═══ Stored data ═══

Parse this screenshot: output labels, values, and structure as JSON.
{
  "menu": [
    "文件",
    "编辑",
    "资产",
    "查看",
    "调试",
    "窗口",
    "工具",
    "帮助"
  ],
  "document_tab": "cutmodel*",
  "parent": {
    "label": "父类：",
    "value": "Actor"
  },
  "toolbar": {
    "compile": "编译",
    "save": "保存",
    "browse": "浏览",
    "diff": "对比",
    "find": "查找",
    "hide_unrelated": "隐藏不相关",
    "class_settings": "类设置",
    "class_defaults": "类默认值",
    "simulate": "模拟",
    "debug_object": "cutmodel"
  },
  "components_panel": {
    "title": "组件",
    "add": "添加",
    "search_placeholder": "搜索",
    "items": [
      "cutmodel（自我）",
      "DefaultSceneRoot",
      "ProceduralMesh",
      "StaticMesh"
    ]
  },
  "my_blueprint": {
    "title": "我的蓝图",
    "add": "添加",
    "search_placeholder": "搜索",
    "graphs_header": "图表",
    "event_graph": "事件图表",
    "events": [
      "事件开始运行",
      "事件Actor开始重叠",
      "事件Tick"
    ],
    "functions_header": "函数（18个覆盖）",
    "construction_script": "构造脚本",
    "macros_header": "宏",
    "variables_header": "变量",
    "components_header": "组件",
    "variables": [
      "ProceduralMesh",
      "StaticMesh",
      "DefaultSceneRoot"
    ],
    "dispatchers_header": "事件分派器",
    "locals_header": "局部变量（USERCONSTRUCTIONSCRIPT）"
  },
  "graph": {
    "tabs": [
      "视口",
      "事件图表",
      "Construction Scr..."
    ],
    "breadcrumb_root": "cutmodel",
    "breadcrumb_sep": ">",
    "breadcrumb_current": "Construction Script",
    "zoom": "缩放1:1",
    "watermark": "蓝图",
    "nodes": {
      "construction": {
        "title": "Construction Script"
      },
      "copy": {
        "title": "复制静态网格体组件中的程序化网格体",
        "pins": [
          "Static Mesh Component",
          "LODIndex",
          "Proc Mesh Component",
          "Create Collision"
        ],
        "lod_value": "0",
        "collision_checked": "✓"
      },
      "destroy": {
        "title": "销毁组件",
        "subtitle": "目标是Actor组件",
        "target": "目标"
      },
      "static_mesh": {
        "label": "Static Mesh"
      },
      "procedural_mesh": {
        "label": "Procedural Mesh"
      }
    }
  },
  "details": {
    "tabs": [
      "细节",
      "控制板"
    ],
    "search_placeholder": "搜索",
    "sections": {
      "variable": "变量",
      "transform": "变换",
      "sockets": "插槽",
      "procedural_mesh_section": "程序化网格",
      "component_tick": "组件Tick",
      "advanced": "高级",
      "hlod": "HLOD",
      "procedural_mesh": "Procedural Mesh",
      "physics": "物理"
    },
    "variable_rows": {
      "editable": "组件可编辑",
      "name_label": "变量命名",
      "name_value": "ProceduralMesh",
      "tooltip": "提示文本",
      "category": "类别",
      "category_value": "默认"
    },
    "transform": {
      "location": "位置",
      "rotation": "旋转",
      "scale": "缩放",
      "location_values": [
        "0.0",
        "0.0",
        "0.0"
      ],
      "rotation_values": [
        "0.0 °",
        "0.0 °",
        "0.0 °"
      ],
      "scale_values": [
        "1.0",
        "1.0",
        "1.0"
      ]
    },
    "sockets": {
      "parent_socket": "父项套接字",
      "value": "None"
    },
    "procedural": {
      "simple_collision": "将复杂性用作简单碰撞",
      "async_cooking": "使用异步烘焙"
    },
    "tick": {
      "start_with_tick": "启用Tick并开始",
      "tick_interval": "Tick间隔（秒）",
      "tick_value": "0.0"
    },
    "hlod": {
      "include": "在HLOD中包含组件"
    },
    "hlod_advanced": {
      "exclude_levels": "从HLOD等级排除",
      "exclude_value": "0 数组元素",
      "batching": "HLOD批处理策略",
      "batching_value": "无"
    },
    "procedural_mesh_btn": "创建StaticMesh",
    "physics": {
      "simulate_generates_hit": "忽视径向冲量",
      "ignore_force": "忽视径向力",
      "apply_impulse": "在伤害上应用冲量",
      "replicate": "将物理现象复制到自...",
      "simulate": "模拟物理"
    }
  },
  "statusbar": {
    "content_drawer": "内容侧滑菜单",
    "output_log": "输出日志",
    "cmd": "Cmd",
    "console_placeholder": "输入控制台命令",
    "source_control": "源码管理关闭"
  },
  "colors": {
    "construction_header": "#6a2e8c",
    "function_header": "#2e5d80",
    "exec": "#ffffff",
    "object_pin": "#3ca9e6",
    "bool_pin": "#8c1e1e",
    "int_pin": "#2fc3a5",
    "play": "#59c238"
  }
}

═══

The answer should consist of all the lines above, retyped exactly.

Parse this screenshot: output labels, values, and structure as JSON.
{
  "menu": [
    "文件",
    "编辑",
    "资产",
    "查看",
    "调试",
    "窗口",
    "工具",
    "帮助"
  ],
  "document_tab": "cutmodel*",
  "parent": {
    "label": "父类：",
    "value": "Actor"
  },
  "toolbar": {
    "compile": "编译",
    "save": "保存",
    "browse": "浏览",
    "diff": "对比",
    "find": "查找",
    "hide_unrelated": "隐藏不相关",
    "class_settings": "类设置",
    "class_defaults": "类默认值",
    "simulate": "模拟",
    "debug_object": "cutmodel"
  },
  "components_panel": {
    "title": "组件",
    "add": "添加",
    "search_placeholder": "搜索",
    "items": [
      "cutmodel（自我）",
      "DefaultSceneRoot",
      "ProceduralMesh",
      "StaticMesh"
    ]
  },
  "my_blueprint": {
    "title": "我的蓝图",
    "add": "添加",
    "search_placeholder": "搜索",
    "graphs_header": "图表",
    "event_graph": "事件图表",
    "events": [
      "事件开始运行",
      "事件Actor开始重叠",
      "事件Tick"
    ],
    "functions_header": "函数（18个覆盖）",
    "construction_script": "构造脚本",
    "macros_header": "宏",
    "variables_header": "变量",
    "components_header": "组件",
    "variables": [
      "ProceduralMesh",
      "StaticMesh",
      "DefaultSceneRoot"
    ],
    "dispatchers_header": "事件分派器",
    "locals_header": "局部变量（USERCONSTRUCTIONSCRIPT）"
  },
  "graph": {
    "tabs": [
      "视口",
      "事件图表",
      "Construction Scr..."
    ],
    "breadcrumb_root": "cutmodel",
    "breadcrumb_sep": ">",
    "breadcrumb_current": "Construction Script",
    "zoom": "缩放1:1",
    "watermark": "蓝图",
    "nodes": {
      "construction": {
        "title": "Construction Script"
      },
      "copy": {
        "title": "复制静态网格体组件中的程序化网格体",
        "pins": [
          "Static Mesh Component",
          "LODIndex",
          "Proc Mesh Component",
          "Create Collision"
        ],
        "lod_value": "0",
        "collision_checked": "✓"
      },
      "destroy": {
        "title": "销毁组件",
        "subtitle": "目标是Actor组件",
        "target": "目标"
      },
      "static_mesh": {
        "label": "Static Mesh"
      },
      "procedural_mesh": {
        "label": "Procedural Mesh"
      }
    }
  },
  "details": {
    "tabs": [
      "细节",
      "控制板"
    ],
    "search_placeholder": "搜索",
    "sections": {
      "variable": "变量",
      "transform": "变换",
      "sockets": "插槽",
      "procedural_mesh_section": "程序化网格",
      "component_tick": "组件Tick",
      "advanced": "高级",
      "hlod": "HLOD",
      "procedural_mesh": "Procedural Mesh",
      "physics": "物理"
    },
    "variable_rows": {
      "editable": "组件可编辑",
      "name_label": "变量命名",
      "name_value": "ProceduralMesh",
      "tooltip": "提示文本",
      "category": "类别",
      "category_value": "默认"
    },
    "transform": {
      "location": "位置",
      "rotation": "旋转",
      "scale": "缩放",
      "location_values": [
        "0.0",
        "0.0",
        "0.0"
      ],
      "rotation_values": [
        "0.0 °",
        "0.0 °",
        "0.0 °"
      ],
      "scale_values": [
        "1.0",
        "1.0",
        "1.0"
      ]
    },
    "sockets": {
      "parent_socket": "父项套接字",
      "value": "None"
    },
    "procedural": {
      "simple_collision": "将复杂性用作简单碰撞",
      "async_cooking": "使用异步烘焙"
    },
    "tick": {
      "start_with_tick": "启用Tick并开始",
      "tick_interval": "Tick间隔（秒）",
      "tick_value": "0.0"
    },
    "hlod": {
      "include": "在HLOD中包含组件"
    },
    "hlod_advanced": {
      "exclude_levels": "从HLOD等级排除",
      "exclude_value": "0 数组元素",
      "batching": "HLOD批处理策略",
      "batching_value": "无"
    },
    "procedural_mesh_btn": "创建StaticMesh",
    "physics": {
      "simulate_generates_hit": "忽视径向冲量",
      "ignore_force": "忽视径向力",
      "apply_impulse": "在伤害上应用冲量",
      "replicate": "将物理现象复制到自...",
      "simulate": "模拟物理"
    }
  },
  "statusbar": {
    "content_drawer": "内容侧滑菜单",
    "output_log": "输出日志",
    "cmd": "Cmd",
    "console_placeholder": "输入控制台命令",
    "source_control": "源码管理关闭"
  },
  "colors": {
    "construction_header": "#6a2e8c",
    "function_header": "#2e5d80",
    "exec": "#ffffff",
    "object_pin": "#3ca9e6",
    "bool_pin": "#8c1e1e",
    "int_pin": "#2fc3a5",
    "play": "#59c238"
  }
}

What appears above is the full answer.